Words by David C. Obenour
An artist only gets one debut album. One chance to introduce themselves, breaking into your consciousness and helping to set those parameters that you will come to understand them by. One blank slate. Once the first bar of the lead single is heard, once the first press image is seen – everything is set in motion. Fast forward. No going back.
With a globe-spanning range of experiences to draw from, Nigerian-born and cross-Canadian native DEBBY FRIDAY knows this. Infusing instinct and intentionality into every aspect of how you come to know her – the album and coinciding film, GOOD LUCK are a fearless introduction that radiates just as brightly visually as it does sonically.
Off Shelf: The music, the short film, the fashion, and art direction, GOOD LUCK is a bold and victorious statement of debut. Can you tell us a little about your ambition and intention on providing this introduction for new listeners?
DEBBY FRIDAY: With GOOD LUCK, I just wanted to express myself as honestly and wholly as possible. I knew that as long as I focused on that, then everything else would fall into place. I’m an intuitive person and I believe in following my intuition when it comes to making any art. It’s the only thing you can do. GOOD LUCK is a story about journey, in a way, and I just want everyone who listens to to come along for the ride and get what they get out of it.
OS: As addressed before, GOOD LUCK is being released alongside a short film of the same name. Did the inspiration for both come simultaneously or did one develop out of the other?
DF: I wrote both the album and the short film simultaneously. I always thought of GOOD LUCK as a multi-media kind of project. It was always audio-visual to me. The album informs the film and the film informs the album. They’re bound together.
OS: What additional elements to the songs are you able to express further or differently by having the companion short film?
DF: I think having a visual element to something as intangible as music helps to concretize it. There’s a story you can see that’s attached to it now and I think that helps the audience to feel a little deeper and to hear me a little more clearly.
OS: Fashion and design seem to be integral to how you express yourself as an artist. Can you talk about the dimensions you see that adding to your art?
DF: I love fashion and I love expressing myself through clothing. I’m very particular about what I wear and I wouldn’t consider myself trendy but I know I have good and unique taste that works for me and translates over into my projects. Fashion as an industry can be frivolous, just like anything else. But fashion as a discipline is important and even transcendent. I admire people who can communicate clearly through this medium because it’s harder than it looks. And it’s important for art and understanding human beings. Clothes talk.
OS: Whether styles, movements or artists, what sort of inspiration do you take from fashion and photography/art direction?

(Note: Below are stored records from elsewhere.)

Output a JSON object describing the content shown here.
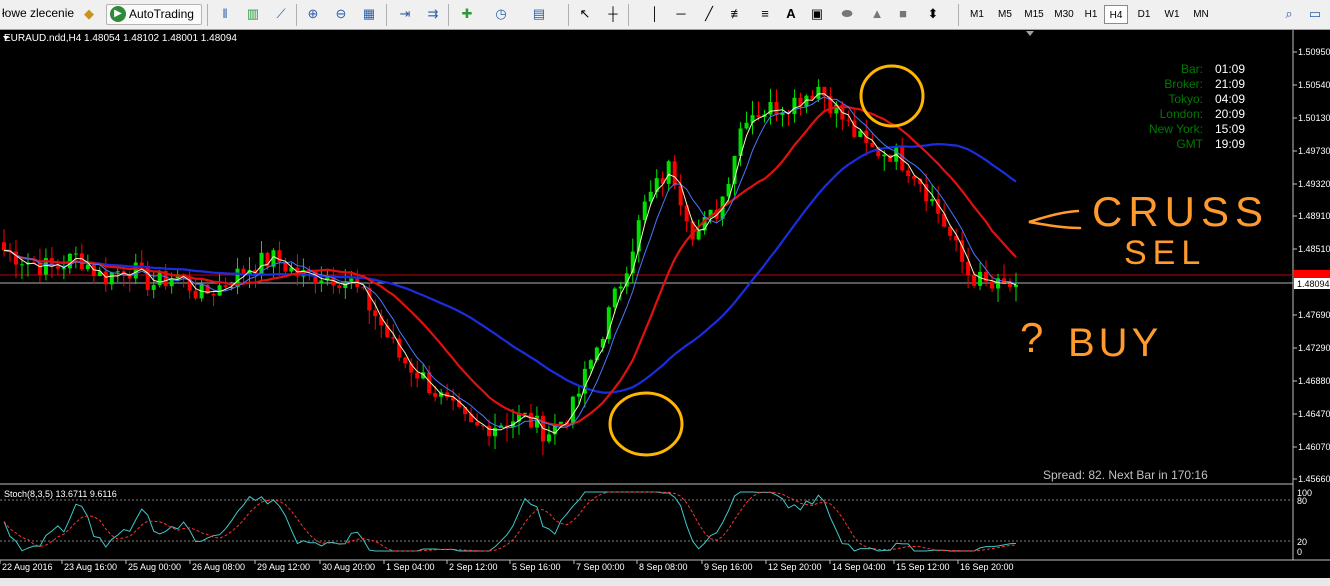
{
  "toolbar": {
    "new_order_label": "łowe zlecenie",
    "autotrading_label": "AutoTrading",
    "timeframes": [
      "M1",
      "M5",
      "M15",
      "M30",
      "H1",
      "H4",
      "D1",
      "W1",
      "MN"
    ],
    "active_timeframe": "H4"
  },
  "chart": {
    "header": "EURAUD.ndd,H4  1.48054 1.48102 1.48001 1.48094",
    "price_labels": [
      "1.50950",
      "1.50540",
      "1.50130",
      "1.49730",
      "1.49320",
      "1.48910",
      "1.48510",
      "1.48094",
      "1.47690",
      "1.47290",
      "1.46880",
      "1.46470",
      "1.46070",
      "1.45660"
    ],
    "current_price": "1.48094",
    "date_labels": [
      "22 Aug 2016",
      "23 Aug 16:00",
      "25 Aug 00:00",
      "26 Aug 08:00",
      "29 Aug 12:00",
      "30 Aug 20:00",
      "1 Sep 04:00",
      "2 Sep 12:00",
      "5 Sep 16:00",
      "7 Sep 00:00",
      "8 Sep 08:00",
      "9 Sep 16:00",
      "12 Sep 20:00",
      "14 Sep 04:00",
      "15 Sep 12:00",
      "16 Sep 20:00"
    ],
    "spread_text": "Spread: 82. Next Bar in 170:16",
    "clock": [
      {
        "label": "Bar:",
        "value": "01:09"
      },
      {
        "label": "Broker:",
        "value": "21:09"
      },
      {
        "label": "Tokyo:",
        "value": "04:09"
      },
      {
        "label": "London:",
        "value": "20:09"
      },
      {
        "label": "New York:",
        "value": "15:09"
      },
      {
        "label": "GMT",
        "value": "19:09"
      }
    ],
    "annotations": {
      "cross": "CRUSS",
      "sell": "SEL",
      "buy_q": "?",
      "buy": "BUY"
    }
  },
  "stoch": {
    "title": "Stoch(8,3,5) 13.6711 9.6116",
    "levels": [
      "100",
      "80",
      "20",
      "0"
    ]
  },
  "chart_data": {
    "type": "candlestick",
    "symbol": "EURAUD.ndd",
    "timeframe": "H4",
    "ohlc_last": {
      "open": 1.48054,
      "high": 1.48102,
      "low": 1.48001,
      "close": 1.48094
    },
    "y_range": [
      1.4566,
      1.5095
    ],
    "x_labels": [
      "22 Aug 2016",
      "23 Aug 16:00",
      "25 Aug 00:00",
      "26 Aug 08:00",
      "29 Aug 12:00",
      "30 Aug 20:00",
      "1 Sep 04:00",
      "2 Sep 12:00",
      "5 Sep 16:00",
      "7 Sep 00:00",
      "8 Sep 08:00",
      "9 Sep 16:00",
      "12 Sep 20:00",
      "14 Sep 04:00",
      "15 Sep 12:00",
      "16 Sep 20:00"
    ],
    "close_path": [
      1.4852,
      1.4838,
      1.4829,
      1.4845,
      1.4818,
      1.4832,
      1.481,
      1.4822,
      1.4796,
      1.4812,
      1.4833,
      1.4842,
      1.482,
      1.4823,
      1.4815,
      1.4775,
      1.4722,
      1.4695,
      1.466,
      1.4632,
      1.464,
      1.4648,
      1.4628,
      1.4655,
      1.4732,
      1.4815,
      1.491,
      1.4955,
      1.487,
      1.4905,
      1.502,
      1.5025,
      1.5035,
      1.5053,
      1.5012,
      1.4975,
      1.4972,
      1.4945,
      1.489,
      1.4825,
      1.4805,
      1.4809
    ],
    "series": [
      {
        "name": "fast MA",
        "color": "#f5f5c0"
      },
      {
        "name": "MA",
        "color": "#4a78ff"
      },
      {
        "name": "MA",
        "color": "#e01010"
      },
      {
        "name": "MA",
        "color": "#1a2ee0"
      }
    ],
    "stoch_levels": [
      100,
      80,
      20,
      0
    ]
  },
  "colors": {
    "bull": "#00e000",
    "bear": "#ff0000",
    "annotation": "#ff9a2e",
    "circle": "#ffb600",
    "clock_label": "#007a00",
    "clock_value": "#ffffff"
  }
}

DF: I like what I like and I take inspiration from everything and everywhere. I like to mix things together, I like contrast and contradiction and cohesion. I will say I tend towards the gothic, religious iconography and art history, fetish fashion, haute couture, etc.

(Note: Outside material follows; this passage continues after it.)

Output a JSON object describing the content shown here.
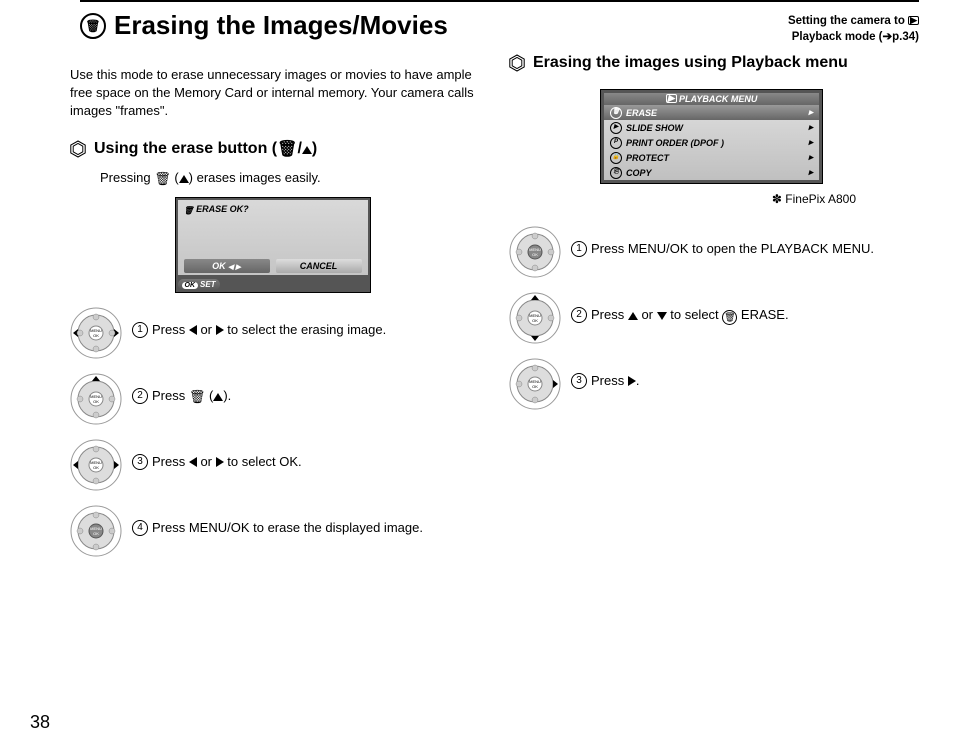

OS: How does that translate into your live performances and what you hope to express?
DF: As far as fashion and my live performances, I think every performer needs what I call “power attire” – which is essentially stage outfits that make you feel as powerful and confident as possible. Look good, do good, you know?
OS: Does your global upbringing and traveling allow for any unique insights into how it seems we in Canada or America traditionally think of concerts or raves?
DF: Yes. I can see the differences between the structures around the creative industries in every country. Some places just have decades upon decades of infrastructure to support these kinds of events that others place, like Canada, do not have – and the results of this can be seen in how robust some scenes are versus others. It’s not for lack of trying or participation, it’s sometimes just a question of how long a country or city has been around. There’s different modes of operation everywhere but the one thing that is the same is that people who love music, love music and they will turn up everywhere, no matter where.
OS: You’ve also shared a little about your mystical studies and beliefs. Can you talk about how any of that intent informs your process?
DF: It informs my whole life. It informs how I operate in my day-to-day and that carries over into the way I do everything, including make art.
OS: Does that intent show up in either GOOD LUCK’s packaging or your live performances?
DF: Yes, of course.